Dataset rows describing interfaces
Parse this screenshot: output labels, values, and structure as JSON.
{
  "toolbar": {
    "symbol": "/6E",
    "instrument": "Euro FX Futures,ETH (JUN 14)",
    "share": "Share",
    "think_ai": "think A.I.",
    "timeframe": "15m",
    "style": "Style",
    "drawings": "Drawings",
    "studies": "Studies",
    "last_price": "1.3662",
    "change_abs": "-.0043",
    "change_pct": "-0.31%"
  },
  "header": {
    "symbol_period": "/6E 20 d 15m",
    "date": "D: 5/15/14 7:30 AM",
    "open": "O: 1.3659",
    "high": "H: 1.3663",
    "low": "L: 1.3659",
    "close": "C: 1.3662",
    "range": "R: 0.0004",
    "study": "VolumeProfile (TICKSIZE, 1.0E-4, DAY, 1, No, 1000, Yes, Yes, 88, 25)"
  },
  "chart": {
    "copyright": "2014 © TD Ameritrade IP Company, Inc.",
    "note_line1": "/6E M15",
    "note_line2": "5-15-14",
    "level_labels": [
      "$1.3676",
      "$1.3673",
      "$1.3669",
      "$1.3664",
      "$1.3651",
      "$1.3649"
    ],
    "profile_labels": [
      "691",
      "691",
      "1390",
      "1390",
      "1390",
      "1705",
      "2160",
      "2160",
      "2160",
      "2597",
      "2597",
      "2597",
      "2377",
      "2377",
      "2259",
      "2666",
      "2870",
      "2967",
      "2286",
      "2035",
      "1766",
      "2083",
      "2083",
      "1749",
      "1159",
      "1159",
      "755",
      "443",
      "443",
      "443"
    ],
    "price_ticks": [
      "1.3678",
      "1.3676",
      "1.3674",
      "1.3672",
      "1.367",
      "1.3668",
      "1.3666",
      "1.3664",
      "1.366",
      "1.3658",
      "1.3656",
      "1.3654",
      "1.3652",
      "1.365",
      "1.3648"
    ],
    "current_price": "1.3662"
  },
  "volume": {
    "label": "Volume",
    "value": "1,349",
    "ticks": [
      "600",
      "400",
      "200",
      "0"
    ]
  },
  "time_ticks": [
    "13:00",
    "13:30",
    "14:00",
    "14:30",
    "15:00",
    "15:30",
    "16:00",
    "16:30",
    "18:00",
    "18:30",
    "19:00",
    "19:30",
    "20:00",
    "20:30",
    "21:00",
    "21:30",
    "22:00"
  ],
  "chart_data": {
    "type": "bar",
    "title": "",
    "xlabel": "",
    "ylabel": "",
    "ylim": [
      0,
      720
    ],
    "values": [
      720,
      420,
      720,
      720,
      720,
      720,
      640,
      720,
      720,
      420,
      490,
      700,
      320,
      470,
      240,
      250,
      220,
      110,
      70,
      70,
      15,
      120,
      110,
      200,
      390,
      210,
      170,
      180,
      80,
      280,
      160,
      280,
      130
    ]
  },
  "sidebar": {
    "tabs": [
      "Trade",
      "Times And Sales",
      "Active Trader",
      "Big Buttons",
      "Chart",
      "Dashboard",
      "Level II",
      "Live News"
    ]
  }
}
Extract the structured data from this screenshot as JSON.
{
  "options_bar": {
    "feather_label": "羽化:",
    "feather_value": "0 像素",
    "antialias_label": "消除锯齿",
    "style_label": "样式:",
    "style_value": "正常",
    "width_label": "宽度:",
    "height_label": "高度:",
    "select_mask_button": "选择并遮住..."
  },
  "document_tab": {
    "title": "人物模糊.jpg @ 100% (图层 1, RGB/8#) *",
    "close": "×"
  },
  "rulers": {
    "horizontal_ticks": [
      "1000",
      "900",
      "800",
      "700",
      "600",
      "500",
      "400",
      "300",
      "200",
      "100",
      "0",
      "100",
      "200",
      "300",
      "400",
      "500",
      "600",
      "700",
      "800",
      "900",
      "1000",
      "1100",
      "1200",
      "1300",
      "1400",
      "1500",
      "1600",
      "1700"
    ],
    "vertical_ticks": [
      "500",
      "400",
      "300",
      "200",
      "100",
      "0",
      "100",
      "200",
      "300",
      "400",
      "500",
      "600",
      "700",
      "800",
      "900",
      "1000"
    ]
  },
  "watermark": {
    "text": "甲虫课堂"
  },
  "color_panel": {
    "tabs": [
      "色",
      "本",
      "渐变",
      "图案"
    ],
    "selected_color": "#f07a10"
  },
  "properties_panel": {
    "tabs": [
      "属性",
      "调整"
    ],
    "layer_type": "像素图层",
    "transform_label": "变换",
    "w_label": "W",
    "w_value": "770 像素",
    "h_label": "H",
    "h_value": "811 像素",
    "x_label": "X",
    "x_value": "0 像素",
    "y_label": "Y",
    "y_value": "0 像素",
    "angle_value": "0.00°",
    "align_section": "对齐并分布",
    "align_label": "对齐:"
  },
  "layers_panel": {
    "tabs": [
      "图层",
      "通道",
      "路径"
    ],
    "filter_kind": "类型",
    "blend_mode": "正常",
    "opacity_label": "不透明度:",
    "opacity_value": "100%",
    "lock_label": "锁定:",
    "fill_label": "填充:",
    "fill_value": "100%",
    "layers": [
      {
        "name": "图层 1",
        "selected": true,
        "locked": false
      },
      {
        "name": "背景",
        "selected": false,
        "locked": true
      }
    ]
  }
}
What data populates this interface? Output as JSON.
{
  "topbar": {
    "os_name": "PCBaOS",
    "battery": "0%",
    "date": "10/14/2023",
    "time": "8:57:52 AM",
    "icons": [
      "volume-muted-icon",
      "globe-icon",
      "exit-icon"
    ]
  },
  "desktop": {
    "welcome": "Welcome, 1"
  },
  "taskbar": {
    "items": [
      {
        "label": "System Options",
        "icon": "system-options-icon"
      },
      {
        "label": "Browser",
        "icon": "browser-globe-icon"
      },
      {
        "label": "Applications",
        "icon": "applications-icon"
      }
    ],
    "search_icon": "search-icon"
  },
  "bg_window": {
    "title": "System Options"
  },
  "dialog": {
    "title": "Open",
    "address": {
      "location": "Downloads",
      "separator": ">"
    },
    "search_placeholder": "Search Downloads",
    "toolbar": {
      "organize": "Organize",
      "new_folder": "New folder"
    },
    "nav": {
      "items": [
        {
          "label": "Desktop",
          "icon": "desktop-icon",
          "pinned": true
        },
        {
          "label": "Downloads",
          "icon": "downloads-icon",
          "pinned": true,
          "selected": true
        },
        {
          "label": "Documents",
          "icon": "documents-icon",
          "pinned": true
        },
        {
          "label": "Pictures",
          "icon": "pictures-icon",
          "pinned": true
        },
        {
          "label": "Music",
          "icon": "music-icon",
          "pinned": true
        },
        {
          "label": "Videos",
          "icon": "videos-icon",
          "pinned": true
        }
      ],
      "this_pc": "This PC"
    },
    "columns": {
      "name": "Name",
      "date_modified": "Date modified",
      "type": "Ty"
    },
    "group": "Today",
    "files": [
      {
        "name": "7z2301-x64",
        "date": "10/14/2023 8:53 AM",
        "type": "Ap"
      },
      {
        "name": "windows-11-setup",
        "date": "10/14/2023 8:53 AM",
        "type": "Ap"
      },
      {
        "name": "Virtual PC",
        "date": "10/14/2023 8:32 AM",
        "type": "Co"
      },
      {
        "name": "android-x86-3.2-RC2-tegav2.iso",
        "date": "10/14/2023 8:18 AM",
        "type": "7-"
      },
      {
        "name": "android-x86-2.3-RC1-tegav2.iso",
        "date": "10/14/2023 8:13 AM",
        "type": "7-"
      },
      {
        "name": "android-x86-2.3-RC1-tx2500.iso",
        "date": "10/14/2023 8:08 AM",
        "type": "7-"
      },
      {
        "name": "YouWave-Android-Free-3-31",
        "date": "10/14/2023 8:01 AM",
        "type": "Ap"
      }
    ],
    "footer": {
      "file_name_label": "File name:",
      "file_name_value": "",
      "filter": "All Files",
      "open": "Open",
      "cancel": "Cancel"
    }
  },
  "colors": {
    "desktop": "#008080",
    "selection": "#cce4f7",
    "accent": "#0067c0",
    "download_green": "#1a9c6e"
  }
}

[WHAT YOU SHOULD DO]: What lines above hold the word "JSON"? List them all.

[SOLUTION TO THE EXERCISE]:
Parse this screenshot: output labels, values, and structure as JSON.
Extract the structured data from this screenshot as JSON.
What data populates this interface? Output as JSON.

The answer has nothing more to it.